BEGIN

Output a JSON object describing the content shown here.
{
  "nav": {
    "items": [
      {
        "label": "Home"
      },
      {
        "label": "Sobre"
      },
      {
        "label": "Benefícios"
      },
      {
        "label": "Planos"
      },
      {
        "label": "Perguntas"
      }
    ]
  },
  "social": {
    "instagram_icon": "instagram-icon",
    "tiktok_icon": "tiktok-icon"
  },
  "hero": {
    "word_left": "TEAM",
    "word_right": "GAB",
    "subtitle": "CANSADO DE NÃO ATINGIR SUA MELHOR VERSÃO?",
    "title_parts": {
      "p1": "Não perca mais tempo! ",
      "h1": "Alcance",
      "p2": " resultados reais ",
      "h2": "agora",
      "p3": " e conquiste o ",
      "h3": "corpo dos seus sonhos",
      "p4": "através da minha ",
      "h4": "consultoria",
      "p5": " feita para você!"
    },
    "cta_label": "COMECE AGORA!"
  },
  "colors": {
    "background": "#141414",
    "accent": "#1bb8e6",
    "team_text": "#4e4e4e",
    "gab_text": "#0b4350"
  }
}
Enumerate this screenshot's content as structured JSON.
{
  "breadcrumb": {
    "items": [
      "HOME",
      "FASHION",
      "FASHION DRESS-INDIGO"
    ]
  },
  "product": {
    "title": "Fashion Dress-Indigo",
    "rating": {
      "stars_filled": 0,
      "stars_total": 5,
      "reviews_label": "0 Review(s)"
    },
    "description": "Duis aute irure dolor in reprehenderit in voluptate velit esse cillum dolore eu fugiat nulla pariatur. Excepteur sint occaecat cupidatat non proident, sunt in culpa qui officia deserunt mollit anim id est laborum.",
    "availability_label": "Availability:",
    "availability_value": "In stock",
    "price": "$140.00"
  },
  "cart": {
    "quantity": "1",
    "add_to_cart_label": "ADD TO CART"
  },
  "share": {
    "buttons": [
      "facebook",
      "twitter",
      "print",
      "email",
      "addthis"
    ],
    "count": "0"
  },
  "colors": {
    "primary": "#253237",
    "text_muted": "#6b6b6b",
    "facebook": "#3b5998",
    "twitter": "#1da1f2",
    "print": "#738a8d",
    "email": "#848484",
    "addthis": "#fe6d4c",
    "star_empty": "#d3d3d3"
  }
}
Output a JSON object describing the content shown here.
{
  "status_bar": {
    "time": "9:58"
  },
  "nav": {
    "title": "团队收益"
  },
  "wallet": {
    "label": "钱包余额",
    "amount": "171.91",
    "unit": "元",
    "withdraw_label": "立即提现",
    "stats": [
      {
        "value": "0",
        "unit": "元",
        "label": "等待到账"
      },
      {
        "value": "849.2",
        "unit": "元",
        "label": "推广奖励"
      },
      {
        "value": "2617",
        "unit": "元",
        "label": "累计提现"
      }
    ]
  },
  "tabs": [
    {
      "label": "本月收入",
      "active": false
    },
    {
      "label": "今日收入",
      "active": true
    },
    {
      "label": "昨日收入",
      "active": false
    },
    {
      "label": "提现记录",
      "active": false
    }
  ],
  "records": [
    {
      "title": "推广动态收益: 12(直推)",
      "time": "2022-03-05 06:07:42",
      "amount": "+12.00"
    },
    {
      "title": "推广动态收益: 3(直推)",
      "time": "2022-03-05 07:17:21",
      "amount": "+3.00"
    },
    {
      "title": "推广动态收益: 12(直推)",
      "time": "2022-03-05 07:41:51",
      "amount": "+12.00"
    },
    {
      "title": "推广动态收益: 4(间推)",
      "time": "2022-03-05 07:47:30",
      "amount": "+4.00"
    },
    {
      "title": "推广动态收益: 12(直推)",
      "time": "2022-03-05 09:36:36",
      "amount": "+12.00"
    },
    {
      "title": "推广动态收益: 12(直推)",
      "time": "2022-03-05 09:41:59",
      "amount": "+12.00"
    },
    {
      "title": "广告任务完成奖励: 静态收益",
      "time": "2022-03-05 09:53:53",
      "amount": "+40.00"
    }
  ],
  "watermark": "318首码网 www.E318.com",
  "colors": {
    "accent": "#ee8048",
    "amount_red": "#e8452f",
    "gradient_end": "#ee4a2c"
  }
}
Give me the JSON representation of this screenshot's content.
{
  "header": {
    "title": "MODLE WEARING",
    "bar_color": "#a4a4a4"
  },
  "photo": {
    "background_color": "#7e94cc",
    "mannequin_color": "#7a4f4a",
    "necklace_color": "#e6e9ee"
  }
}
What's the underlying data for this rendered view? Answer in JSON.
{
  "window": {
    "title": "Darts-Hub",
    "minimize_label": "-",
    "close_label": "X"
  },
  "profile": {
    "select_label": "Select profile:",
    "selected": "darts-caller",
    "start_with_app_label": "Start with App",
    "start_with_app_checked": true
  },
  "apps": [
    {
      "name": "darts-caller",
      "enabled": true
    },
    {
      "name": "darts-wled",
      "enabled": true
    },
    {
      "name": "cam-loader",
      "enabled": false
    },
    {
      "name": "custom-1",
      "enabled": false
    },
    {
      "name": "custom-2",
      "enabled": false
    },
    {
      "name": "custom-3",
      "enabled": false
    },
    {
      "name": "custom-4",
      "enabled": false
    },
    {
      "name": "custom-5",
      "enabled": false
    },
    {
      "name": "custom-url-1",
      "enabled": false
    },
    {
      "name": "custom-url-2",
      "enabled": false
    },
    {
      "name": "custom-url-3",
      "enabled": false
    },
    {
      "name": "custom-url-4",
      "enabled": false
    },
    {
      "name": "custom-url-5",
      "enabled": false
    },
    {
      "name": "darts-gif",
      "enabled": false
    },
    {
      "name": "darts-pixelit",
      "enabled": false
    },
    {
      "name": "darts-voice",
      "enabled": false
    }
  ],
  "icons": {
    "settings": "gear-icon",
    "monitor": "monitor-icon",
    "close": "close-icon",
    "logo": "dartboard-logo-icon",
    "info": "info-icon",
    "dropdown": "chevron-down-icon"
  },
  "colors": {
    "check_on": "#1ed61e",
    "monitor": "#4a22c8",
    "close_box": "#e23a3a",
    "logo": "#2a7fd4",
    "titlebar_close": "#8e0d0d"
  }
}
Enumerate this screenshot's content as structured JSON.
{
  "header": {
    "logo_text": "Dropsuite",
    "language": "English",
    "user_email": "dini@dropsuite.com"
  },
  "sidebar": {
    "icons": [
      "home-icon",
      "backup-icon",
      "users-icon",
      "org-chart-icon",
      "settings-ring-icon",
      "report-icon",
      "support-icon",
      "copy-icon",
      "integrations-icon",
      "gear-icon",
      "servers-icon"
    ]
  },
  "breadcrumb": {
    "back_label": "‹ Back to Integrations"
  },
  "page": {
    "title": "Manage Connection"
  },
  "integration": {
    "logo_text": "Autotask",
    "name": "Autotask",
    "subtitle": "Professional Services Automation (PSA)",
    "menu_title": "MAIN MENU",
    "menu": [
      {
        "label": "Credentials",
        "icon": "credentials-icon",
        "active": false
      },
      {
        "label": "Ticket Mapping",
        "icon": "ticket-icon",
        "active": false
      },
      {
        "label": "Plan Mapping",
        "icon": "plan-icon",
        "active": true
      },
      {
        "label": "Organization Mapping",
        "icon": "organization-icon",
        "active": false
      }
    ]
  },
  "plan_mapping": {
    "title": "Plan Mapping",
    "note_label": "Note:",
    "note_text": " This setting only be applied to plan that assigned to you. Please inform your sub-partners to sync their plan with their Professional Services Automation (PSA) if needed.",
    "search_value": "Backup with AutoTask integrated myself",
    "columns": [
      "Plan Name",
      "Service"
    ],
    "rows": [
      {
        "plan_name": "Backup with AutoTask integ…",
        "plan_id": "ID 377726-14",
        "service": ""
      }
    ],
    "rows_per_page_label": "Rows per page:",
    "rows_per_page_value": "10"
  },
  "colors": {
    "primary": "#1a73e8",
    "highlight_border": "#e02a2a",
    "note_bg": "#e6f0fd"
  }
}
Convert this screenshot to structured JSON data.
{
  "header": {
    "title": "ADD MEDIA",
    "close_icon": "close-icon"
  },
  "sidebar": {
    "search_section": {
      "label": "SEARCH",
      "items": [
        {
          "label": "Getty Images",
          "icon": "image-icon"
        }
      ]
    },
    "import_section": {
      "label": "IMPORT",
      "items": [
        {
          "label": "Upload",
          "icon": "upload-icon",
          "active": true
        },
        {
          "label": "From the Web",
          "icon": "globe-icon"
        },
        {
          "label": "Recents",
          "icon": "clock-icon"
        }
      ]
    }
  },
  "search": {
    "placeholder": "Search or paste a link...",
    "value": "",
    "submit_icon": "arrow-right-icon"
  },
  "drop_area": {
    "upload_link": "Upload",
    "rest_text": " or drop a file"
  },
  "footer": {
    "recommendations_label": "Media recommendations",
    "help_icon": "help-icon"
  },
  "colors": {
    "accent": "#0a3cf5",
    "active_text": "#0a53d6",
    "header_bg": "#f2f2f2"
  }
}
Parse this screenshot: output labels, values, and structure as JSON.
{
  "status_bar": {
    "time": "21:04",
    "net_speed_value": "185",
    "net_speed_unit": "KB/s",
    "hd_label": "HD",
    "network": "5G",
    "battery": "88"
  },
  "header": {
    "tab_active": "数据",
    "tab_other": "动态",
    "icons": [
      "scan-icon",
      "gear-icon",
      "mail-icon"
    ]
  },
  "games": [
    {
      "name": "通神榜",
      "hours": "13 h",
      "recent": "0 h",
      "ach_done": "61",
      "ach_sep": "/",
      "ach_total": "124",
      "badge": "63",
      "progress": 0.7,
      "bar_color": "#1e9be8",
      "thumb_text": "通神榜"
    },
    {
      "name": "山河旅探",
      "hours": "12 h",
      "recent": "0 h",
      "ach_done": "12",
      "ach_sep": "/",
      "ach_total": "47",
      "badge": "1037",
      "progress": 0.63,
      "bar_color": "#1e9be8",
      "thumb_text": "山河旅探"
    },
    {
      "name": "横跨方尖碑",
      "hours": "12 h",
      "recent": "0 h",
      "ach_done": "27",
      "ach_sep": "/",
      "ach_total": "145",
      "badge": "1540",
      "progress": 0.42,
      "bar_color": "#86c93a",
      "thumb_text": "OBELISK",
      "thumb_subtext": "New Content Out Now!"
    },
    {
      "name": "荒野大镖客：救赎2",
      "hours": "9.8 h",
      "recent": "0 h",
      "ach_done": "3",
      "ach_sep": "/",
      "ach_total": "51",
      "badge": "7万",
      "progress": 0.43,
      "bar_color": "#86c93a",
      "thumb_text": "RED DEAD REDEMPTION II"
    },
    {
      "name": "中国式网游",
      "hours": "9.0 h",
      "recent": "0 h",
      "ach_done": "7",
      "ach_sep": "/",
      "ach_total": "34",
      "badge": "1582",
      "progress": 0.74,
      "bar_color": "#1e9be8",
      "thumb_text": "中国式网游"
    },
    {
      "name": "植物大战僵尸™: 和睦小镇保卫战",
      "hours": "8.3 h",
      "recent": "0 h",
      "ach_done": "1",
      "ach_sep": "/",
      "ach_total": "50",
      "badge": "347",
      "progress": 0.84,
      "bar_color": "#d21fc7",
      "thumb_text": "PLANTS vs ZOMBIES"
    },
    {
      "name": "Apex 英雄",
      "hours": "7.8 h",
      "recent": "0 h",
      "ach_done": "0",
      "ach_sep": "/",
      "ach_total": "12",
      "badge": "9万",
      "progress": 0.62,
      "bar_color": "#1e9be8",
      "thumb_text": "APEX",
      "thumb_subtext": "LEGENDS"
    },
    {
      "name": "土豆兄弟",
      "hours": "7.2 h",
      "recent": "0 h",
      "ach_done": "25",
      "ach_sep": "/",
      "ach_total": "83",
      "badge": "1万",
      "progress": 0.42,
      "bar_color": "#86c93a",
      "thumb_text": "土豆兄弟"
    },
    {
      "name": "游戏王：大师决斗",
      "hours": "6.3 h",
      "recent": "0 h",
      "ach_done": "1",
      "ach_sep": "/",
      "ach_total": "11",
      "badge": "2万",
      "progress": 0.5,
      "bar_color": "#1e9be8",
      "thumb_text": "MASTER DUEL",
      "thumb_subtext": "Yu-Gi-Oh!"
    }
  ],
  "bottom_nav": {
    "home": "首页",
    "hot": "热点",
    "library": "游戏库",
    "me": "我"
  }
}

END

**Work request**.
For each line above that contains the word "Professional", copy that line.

**Response below**.
    "subtitle": "Professional Services Automation (PSA)",
    "note_text": " This setting only be applied to plan that assigned to you. Please inform your sub-partners to sync their plan with their Professional Services Automation (PSA) if needed.",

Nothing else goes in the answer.